When Mao died in 1976, Jiang lost the support and major source of justification for her political activities. Hua Guofeng arrested her and the other members of the Gang of Four. I personally always thought that the poster 'Monkey thrice beats the White Bone Demon', designed in 1976 and published a year later, was an allegorical way of showing the defeat of Jiang. Monkey (Sun Wukong), the hero of the popular Ming-dynasty novel Journey to the West, stood for the Chinese people, and the White Bone Demon, a devil of the first order, was Jiang Qing. However, when I proposed this theory to veteran designers Ha Qiongwen and Qian Daxin (formerly of the Shanghai People's Arts Publishing House), they were very amused, but insisted this was not the case.
In January 1981, Jiang was sentenced to death with a two-year reprieve and permanent deprivation of her political rights. The sentence was commuted to life imprisonment in January 1983. Suffering from throat cancer, she was released on bail for medical treatment in early May 1991. Ten days after her release, she allegedly committed suicide.
More posters on Jiang Qing:
A Great Trial in Chinese History - The Trial of the Lin Biao and Jiang Qing Counter-Revolutionary Cliques, Nov. 1980-Jan. 1981 (Peking: New World Press, 1981)
David Apter & Tony Saich, Revolutionary Discourse in Mao's Republic (Cambridge: Harvard University Press 1994)
Wolfgang Bartke, Who was Who in the People's Republic of China (München: K.G. Sauer, 1997)
Wolfgang Bartke, Biographical Dictionary and Analysis of China's Party Leadership 1922-1988 (München: K.G. Sauer, 1990)

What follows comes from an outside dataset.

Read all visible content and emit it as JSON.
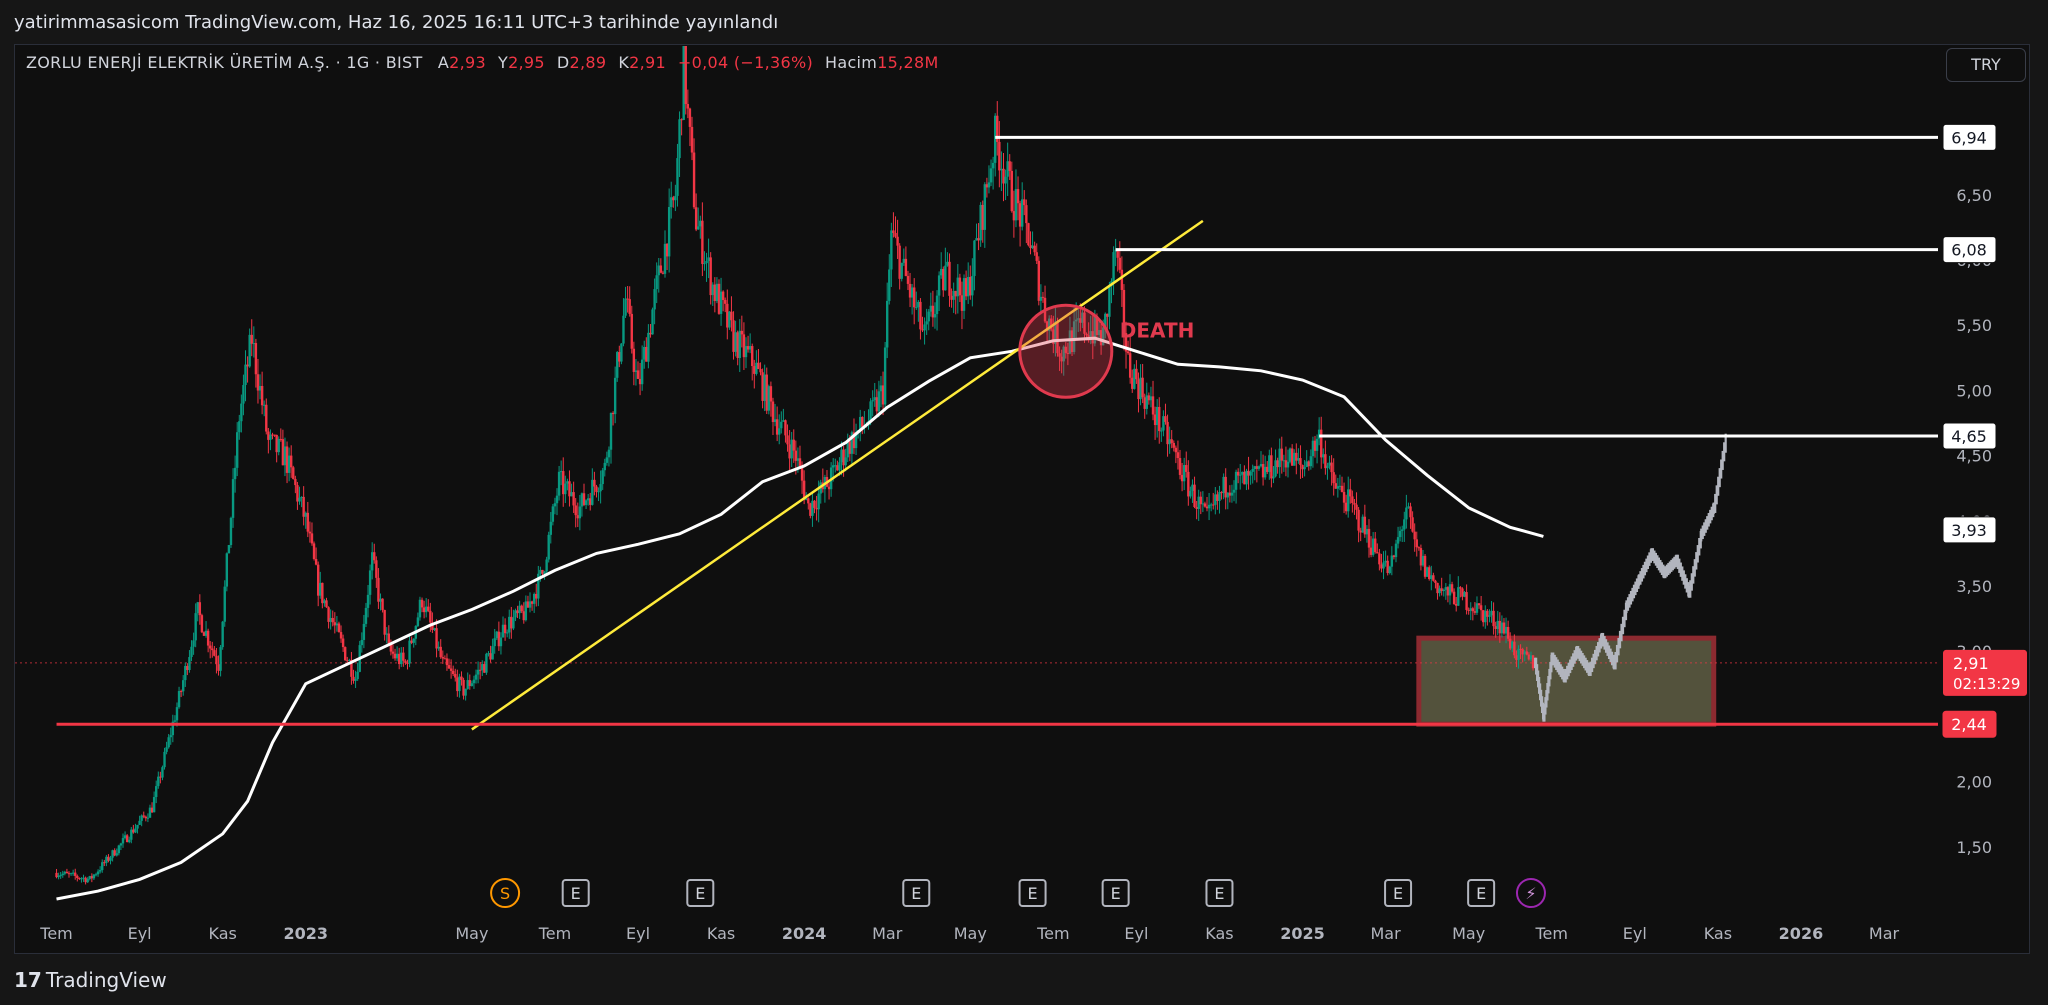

Jeremy Brown, "Staging Xiaojinzhuang: The City in the Countryside, 1974-1976", in Joseph W. Esherick, Paul G. Pickowicz, Andrew Walder (eds), The Chinese Cultural Revolution as History (Stanford: Stanford University Press, 2006)

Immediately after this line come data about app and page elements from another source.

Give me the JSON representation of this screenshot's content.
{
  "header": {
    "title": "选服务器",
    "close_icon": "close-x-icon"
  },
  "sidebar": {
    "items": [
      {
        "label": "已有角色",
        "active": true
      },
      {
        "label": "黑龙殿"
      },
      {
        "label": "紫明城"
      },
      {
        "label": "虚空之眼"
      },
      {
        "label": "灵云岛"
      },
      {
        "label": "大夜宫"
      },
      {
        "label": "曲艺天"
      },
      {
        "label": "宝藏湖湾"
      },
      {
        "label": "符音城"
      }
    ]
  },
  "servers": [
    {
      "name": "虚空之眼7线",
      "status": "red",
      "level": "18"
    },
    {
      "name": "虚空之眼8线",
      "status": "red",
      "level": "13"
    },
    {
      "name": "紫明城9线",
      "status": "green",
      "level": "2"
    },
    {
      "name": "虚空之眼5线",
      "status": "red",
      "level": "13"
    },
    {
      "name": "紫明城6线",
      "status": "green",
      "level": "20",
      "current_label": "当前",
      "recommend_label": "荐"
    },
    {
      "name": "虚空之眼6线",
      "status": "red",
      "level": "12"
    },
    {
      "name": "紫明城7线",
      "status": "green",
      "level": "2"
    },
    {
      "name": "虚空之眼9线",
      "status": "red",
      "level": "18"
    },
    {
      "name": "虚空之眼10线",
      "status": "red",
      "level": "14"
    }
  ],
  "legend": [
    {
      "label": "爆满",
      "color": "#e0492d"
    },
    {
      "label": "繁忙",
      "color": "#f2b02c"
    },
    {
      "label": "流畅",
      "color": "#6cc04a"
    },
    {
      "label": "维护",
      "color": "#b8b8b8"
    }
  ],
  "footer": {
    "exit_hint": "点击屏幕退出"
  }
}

John Byron and Robert Pack, The Claws of the Dragon (New York: Simon & Schuster, 1992)
Chung Hua-min and Arthur C. Miller, Madam Mao: A Profile of Chiang Ching (Hong Kong: Union Research Institute, 1968)
Dachang Cong, When Heroes Pass Away - The Invention of a Chinese Communist Pantheon (Lanham MD, etc.: University Press of America, 1997)
Guo Jian, Yongyi Song & Yuan Zhou, Historical Dictionary of the Chinese Cultural Revolution (Lanham, etc.: The Scarecrow Press, Inc., 2006)
Li Zhisui, The Private Life of Chairman Mao - The Memoirs of Mao's Personal Physician (London, etc.: Random House, 1996)
Roderick MacFarquhar, The Origins of the Cultural Revolution, Volume III: The Coming of the Cataclysm (Columbia University Press 1999)
Claire Roberts, "The Way of Dress", in Claire Roberts (ed.), Evolution & Revolution - Chinese Dress 1700s-1990s (Sydney: Powerhouse Publishing, 1997/2002)
Peter J. Seybolt, Throwing the Emperor from His Horse - Portrait of a Village Leader in China, 1923-1995 (Boulder: Westview Press, 1996)
Ross Terrill, Madame Mao - The White-Boned Demon (Toronto, etc.: Bantam Books, 1984)
Verity Wilson, "Dressing for Leadership in China: Wives and Husbands in an Age of Revolutions (1911-1976)", Gender & History, vol. 14, no. 3 (November 2002)
Roxane Witke, Comrade Chiang Ch'ing (London: Weidenfeld and Nicolson, 1977)
Yan Jiaqi & Gao Gao (translated & edited by D.W.Y. Kwok), Turbulent Decade - A History of the Cultural Revolution (Honolulu: University of Hawai'i Press, 1996)
Yang Kelin (ed.), Wenhua dageming bowuguan [Museum of the Cultural Revolution] (Hong Kong: Dongfang chubanshe youxian gongsi, Tiandi tushu youxian gongsi, 1995) [in Chinese]